It was again a mixed year for elections, where the forces of change and the forces of stability both had their victories. Here’s my top 10 for 2012.
Well, it’s that time again, when we review the highlights of the year that has passed. Actually, for most media outlets “that time” seems to be around two weeks ago, so anything that happens in late December (as two of this year’s biggest elections did) just misses out. So I’ve consciously left it until the last day of the year to review the elections of 2012.
It was again a mixed year, where the forces of change and the forces of stability both had their victories. Six of the G20 countries held elections in 2012, compared to four in 2011 (you can read last year’s review here). Three of them – France, Mexico and Japan – went against the incumbents, but none of the results were really unexpected. Of those contests that could be seen in ideological terms the left probably had a slight edge, but it’s hard to see much of a global trend.
Australia missed out on most of the action, with just one state election: in Queensland, where the ALP suffered a whitewash.
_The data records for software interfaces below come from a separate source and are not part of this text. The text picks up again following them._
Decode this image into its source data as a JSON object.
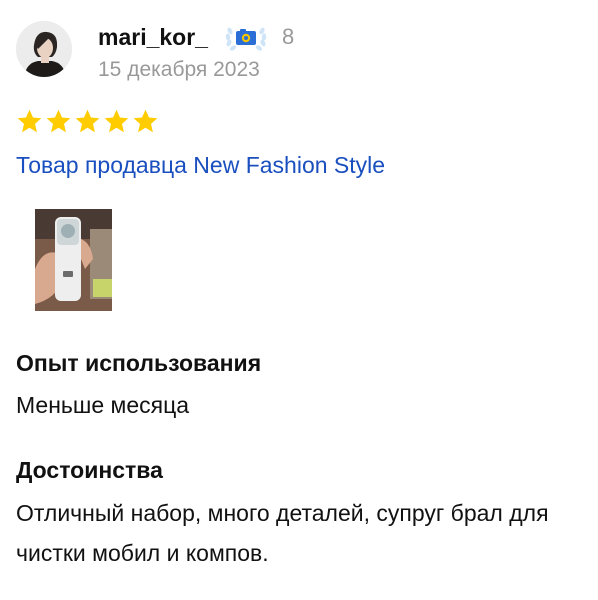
{
  "review": {
    "author": {
      "username": "mari_kor_",
      "badge_icon": "camera-laurel-icon",
      "badge_count": "8",
      "date": "15 декабря 2023"
    },
    "rating": {
      "value": 5,
      "max": 5,
      "star_color": "#ffcc00"
    },
    "seller_link": "Товар продавца New Fashion Style",
    "photos": [
      {
        "icon": "product-photo-thumbnail"
      }
    ],
    "sections": [
      {
        "title": "Опыт использования",
        "text": "Меньше месяца"
      },
      {
        "title": "Достоинства",
        "text": "Отличный набор, много деталей, супруг брал для чистки мобил и компов."
      }
    ]
  },
  "colors": {
    "link": "#1a4fbf",
    "muted": "#999999",
    "text": "#111111",
    "star": "#ffcc00"
  }
}
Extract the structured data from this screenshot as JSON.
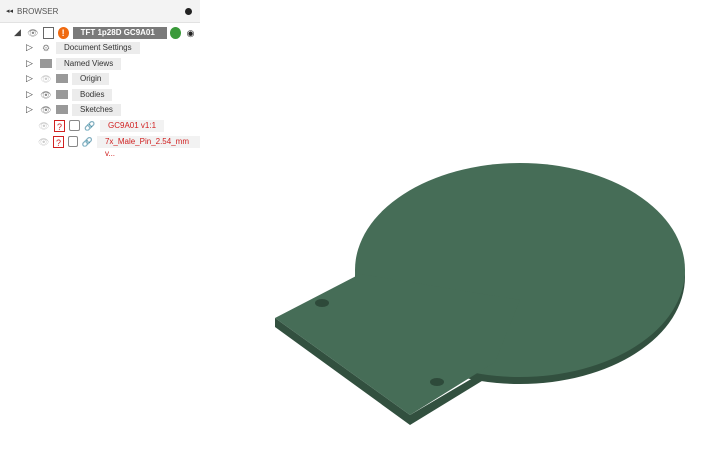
{
  "browser": {
    "title": "BROWSER",
    "root": "TFT 1p28D GC9A01 v...",
    "items": [
      {
        "label": "Document Settings"
      },
      {
        "label": "Named Views"
      },
      {
        "label": "Origin"
      },
      {
        "label": "Bodies"
      },
      {
        "label": "Sketches"
      },
      {
        "label": "GC9A01 v1:1"
      },
      {
        "label": "7x_Male_Pin_2.54_mm v..."
      }
    ]
  },
  "colors": {
    "body_top": "#466d57",
    "body_side": "#32503f",
    "error": "#e02020"
  }
}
Although its vote held up better than it had last year in New South Wales, its parliamentary representation was much more comprehensively destroyed – illustrating again the vagaries of the electoral system.
So here, in chronological order, are my top ten elections of 2012:
Taiwan (14 January): President Ma Ying-jeou of the Kuomintang was re-elected reasonably comfortably, in what amounted to a referendum on his policy of closer engagement with the communist mainland. Voters evidently decided that the gains from better cross-strait relations justified the shelving of some of their national aspirations.
Russia (4 March): Former president Vladimir Putin, having spent four years as prime minister, returned to his old job after winning 63.6% of the vote in Russia’s presidential election. The impressive opposition protests from late 2011 failed to translate into a significant opposition vote – partly due, no doubt, to unfairnesses in the electoral system, but also to Putin’s genuine popularity in much of the country.
Senegal (26 February/25 March): In one of Africa’s more robust democracies, incumbent Abdoulaye Wade was permitted, on slightly dubious constitutional grounds, to run for a third term. But the voters decided that two was enough and although Wade led on the first round, he was comfortably defeated in the runoff by former prime minister Macky Sall.
France (22 April/6 May): Possibly the landmark election of 2012, in which the European left, which has had a shocking few years, signalled that it was on the comeback trail. Socialist François Hollande scored a clear victory over centre-right incumbent Nicolas Sarkozy, with voters apparently seeing him as a safe pair of hands in Europe’s continuing financial crisis. Hollande went on to win a solid majority in parliament, and the left also took power in Slovakia and Lithuania, although it failed to topple the liberals in the Netherlands.
Egypt (23-24 May/16-17 June): For the first time ever Egypt gained a democratically elected president – Mohammed Morsi, from the Muslim Brotherhood. He wasn’t the president most democrats had wanted, but liberal and left-wing candidates had been eliminated in the first round, and Morsi faced off against a candidate of the old regime in the runoff, winning with 51.7%. Electoral systems matter.
Greece (17 June): This was Greece’s second parliamentary election for the year, after the first, on 6 May, failed to produce any workable majority. This time the voters decided that they could live with austerity as the price of remaining in the eurozone, and a broad coalition led by the centre-right New Democracy took office – helped by an electoral system that gave a bonus allocation of seats to the party with a plurality.
Mexico (1 July): The Institutional Revolutionary Party, out of office for 12 years, returned to power with new president Enrique Peña Nieto and a promise to wind back the deadly drug conflict. It was otherwise a quiet year for elections in Latin America, but Hugo Chávez overcame strong opposition to win re-election in Venezuela in October.
Georgia (1 October): In parliamentary elections the party of president Mikhail Saakashvili was defeated by an opposition coalition and Georgia’s richest man, Bidzina Ivanishvili, became prime minister – raising hopes for better relations with neighboring Russia. Saakashvili is a great favorite with America’s neoconservatives but has been less successful domestically.
United States (6 November): Democrat president Barack Obama was re-elected with a reduced but still reasonably clear majority. It wasn’t a surprise to anyone who had read and understood the opinion polls, but that category evidently didn’t include large sections of the Republican party. Democrats also increased their majority in the Senate, although Republicans (aided by widespread gerrymandering) retained control of the House of Representatives.
Japan (16 December): Once again, Japanese voters decided that life without the Liberal Democratic Party wasn’t such a good idea; after three years in office, the Democratic Party of Japan was defeated in a landslide (at least in seats – votes were a lot closer) and the LDP returned to power. But it wasn’t all bad for East Asian incumbents, as the centre-right held on in South Korea later the same week.
Dishonorable Mentions: As usual, there were a number of questionable, fraudulent or conspicuously non-existent elections. Kazakhstan, Iran and Syria all deserve mention, but at the bottom of the pile is China, the world’s second-largest economy and third-greatest military power, which changed leadership in a completely opaque process with essentially zero public input.
Must try harder in 2013. Happy new year, everyone.